DU Wins NSF ADVANCE Grant for Improving Equity in STEM
Three years ago, Anna Sher, a professor of biology in the University of Denver’s College of Natural Sciences and Mathematics, called a meeting of women leaders from across the department. This would ultimately become the STEM Women Faculty Association, and since then, its members have dedicated themselves to understanding and addressing the needs of women-identified faculty.
This month, Sher’s work has resulted in a prestigious Natural Science Foundation ADVANCE grant. The nearly $1 million grant, aimed at creating organizational change for gender equity in the science, technology, engineering and mathematics (STEM) disciplines, will allow the University to launch a new program, DU MERISTEM.
“My own experience was one of feeling very isolated and alone,” Sher recalls. “I would have benefited a lot from particularly a mentorship program, but also from more awareness by the community of what it means to be a woman in science and a mother in science. People just don’t know.”
The grant, which will fund three years of work, was the product of a team assembled by Sher of committed individuals from disciplines across the University. DU Provost Mary Clark served as the grant’s principal investigator, and Sher was joined by three others as co-principal investigators: Corinne Lengsfeld, DU’s senior vice provost for research and graduate education; Kristin Deal, director of the Office of Diversity, Equity and Inclusion; and Deb Ortega, professor and director of the Latinx Center. In addition to this leadership team, nearly 50 faculty, administrators and staff members, including NSM grant coordinator Helen McGrath, joined the effort.
From the beginning, forming a diverse, interdisciplinary group was seen as critically important, says Ortega, who was DU’s first Latina full professor when she was appointed in the Graduate School of Social Work. She joined the team to provide expertise on race and gender, language, interventions and conceptual frameworks.
“I like to think about it in terms of families. Sometimes when we live and breathe something and we have traditions, some of those traditions and belief systems are great and some of them are problematic,” Ortega says. “One of the best ways to change a system is to … get an outside perspective about what’s working and not working because sometimes we are too close, and we don’t see.
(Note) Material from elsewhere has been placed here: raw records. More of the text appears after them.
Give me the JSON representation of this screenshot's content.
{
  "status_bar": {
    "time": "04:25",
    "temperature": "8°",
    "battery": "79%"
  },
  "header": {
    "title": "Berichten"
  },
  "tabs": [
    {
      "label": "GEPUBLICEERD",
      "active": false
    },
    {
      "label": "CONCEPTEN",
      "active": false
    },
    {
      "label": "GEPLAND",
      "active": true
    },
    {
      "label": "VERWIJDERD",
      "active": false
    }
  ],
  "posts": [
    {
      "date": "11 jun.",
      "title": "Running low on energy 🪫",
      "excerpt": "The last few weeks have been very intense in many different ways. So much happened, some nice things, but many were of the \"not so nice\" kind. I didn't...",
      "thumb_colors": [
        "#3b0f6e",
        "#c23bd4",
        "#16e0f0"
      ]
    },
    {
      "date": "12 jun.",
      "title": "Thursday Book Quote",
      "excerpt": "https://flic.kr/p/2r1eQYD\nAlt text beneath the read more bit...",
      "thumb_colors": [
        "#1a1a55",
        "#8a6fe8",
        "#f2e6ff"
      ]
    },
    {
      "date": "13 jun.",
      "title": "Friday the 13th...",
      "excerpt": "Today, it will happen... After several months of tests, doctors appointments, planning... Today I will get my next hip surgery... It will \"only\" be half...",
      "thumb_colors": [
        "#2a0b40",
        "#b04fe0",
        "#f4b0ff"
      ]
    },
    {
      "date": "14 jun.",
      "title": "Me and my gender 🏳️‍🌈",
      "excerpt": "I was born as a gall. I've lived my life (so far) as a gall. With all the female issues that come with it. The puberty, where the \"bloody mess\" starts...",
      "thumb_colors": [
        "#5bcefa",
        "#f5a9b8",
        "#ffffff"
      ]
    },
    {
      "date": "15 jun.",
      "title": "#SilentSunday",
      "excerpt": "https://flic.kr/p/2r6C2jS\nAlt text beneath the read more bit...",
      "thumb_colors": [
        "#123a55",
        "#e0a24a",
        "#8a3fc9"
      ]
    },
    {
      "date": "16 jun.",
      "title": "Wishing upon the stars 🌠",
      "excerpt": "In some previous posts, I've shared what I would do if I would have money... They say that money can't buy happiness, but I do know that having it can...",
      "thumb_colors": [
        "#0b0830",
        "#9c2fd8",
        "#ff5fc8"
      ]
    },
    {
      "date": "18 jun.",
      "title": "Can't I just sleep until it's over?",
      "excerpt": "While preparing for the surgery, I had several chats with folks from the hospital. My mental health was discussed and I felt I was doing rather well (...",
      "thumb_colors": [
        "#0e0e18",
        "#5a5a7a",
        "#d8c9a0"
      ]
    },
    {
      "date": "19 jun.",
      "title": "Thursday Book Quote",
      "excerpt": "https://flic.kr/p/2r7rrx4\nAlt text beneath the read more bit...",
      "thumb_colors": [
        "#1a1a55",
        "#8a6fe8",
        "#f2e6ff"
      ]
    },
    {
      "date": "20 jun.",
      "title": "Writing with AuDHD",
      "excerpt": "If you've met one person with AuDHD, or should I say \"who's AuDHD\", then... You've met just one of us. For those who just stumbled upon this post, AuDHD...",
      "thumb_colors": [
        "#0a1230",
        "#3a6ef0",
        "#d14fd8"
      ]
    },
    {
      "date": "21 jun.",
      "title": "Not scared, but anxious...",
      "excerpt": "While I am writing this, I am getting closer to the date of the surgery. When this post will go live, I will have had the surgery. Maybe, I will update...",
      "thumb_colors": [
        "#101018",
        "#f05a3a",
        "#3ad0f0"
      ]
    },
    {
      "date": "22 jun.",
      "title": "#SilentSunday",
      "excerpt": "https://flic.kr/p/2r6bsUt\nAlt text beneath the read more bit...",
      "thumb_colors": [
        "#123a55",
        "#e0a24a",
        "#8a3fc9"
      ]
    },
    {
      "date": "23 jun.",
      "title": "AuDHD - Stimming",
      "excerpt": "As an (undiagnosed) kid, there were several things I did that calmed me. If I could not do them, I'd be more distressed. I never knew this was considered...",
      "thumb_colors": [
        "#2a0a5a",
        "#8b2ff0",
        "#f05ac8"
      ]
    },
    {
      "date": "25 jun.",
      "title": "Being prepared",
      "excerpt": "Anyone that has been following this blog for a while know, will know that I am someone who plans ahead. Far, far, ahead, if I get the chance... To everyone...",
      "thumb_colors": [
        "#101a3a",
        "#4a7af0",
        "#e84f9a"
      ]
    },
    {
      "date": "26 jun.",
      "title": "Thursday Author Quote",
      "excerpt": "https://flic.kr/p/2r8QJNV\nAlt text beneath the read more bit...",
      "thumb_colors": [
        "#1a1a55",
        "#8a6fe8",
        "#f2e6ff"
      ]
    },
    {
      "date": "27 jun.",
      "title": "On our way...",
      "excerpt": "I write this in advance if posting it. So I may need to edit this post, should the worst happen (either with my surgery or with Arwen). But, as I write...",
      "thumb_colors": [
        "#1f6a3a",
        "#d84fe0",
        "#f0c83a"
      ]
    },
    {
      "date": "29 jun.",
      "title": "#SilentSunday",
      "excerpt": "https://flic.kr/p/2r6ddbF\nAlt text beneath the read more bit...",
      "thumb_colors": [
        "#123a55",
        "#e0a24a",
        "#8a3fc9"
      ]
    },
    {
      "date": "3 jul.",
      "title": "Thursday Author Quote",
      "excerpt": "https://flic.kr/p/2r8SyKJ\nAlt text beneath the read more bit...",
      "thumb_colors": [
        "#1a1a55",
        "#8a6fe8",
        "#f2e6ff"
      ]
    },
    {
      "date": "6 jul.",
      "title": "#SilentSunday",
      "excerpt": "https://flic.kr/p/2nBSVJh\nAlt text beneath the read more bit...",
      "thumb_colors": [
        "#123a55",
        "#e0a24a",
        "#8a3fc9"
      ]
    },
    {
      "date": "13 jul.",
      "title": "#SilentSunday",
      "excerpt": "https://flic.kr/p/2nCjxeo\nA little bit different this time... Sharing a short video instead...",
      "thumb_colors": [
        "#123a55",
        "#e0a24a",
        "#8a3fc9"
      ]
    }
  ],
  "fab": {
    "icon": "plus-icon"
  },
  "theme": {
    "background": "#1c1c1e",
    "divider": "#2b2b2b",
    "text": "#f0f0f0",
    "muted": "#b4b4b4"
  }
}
By opening this up [to people in other disciplines], you get that perspective.”
Through DU MERISTEM (named for the tissue responsible for a plant’s growth, development and healing), this coalition from across the University will work to create long-term sustainable change that benefits the entire community.
Based on numerous meetings, surveys and conversations, the team has identified three key priorities: improving hiring practices to increase diverse representation; increasing support across an individual’s career trajectory; and making the overall climate more positive for women and other people who are historically underrepresented.
Mary Clark, DU’s provost and a long-time women’s rights advocate, says the grant and the work it funds have the chance to put ideas into action for the good of DU’s future.
“What I hope to see is an expansion of opportunities for women and underrepresented minority faculty in STEM and a realization of individuals’ hopes and dreams for their careers in STEM,” Clark says. “This is an opportunity for the University to learn about the role of mentorship and promoting access to opportunity and to leadership.”
This work is particularly important in the STEM fields, says Lengsfeld, who is also a faculty member in the Daniel Felix Ritchie School of Engineering and Computer Science.
“In the sciences, only 2% of the faculty might be women, depending on your discipline. And that’s those who get job offers. And then tenure is kind of a hard thing, so you may have a success or failure rate that even makes that lower,” she explains. “There are just so few [women faculty in STEM], that retaining one can have an enormous impact.”
That impact is felt not only among women faculty members like Sher, but also among students. Lengsfeld notes that having women faculty members available to support young women is crucial to changing this issue for future generations.
With the work beginning soon, Chancellor Jeremy Haefner is excited to support this effort. He expects their work will impact not only the STEM fields, but also the University as a whole.
“This Advance grant represents a commitment by the University to gender equity,” he says. “It’s also a promise to promote the expansion of opportunity. As I have personally witnessed serving as an investigator on a previous Advance grant, all faculty — and the entire University community — are better served through efforts to better support women and underrepresented faculty members.”
Work on DU MERISTEM is expected to kick off in the fall. Early projects include hiring a program coordinator, identifying faculty members who will be involved, creating steering committees for key initiatives, and identifying a first cohort of mentors.
Sher is eager to get to work.
“For a long time, I’ve been taking notes about the problems and feeling helpless but also committed to keep going and seeing what we could end up changing,” she says. “I've been cautiously optimistic this whole time, but now I’m really optimistic. Now, I’m so glad to have the opportunity to make a difference, not just for my fellow women faculty in STEM at DU, but for the University as a whole.”
More information about MERISTEM can be found at the program's website.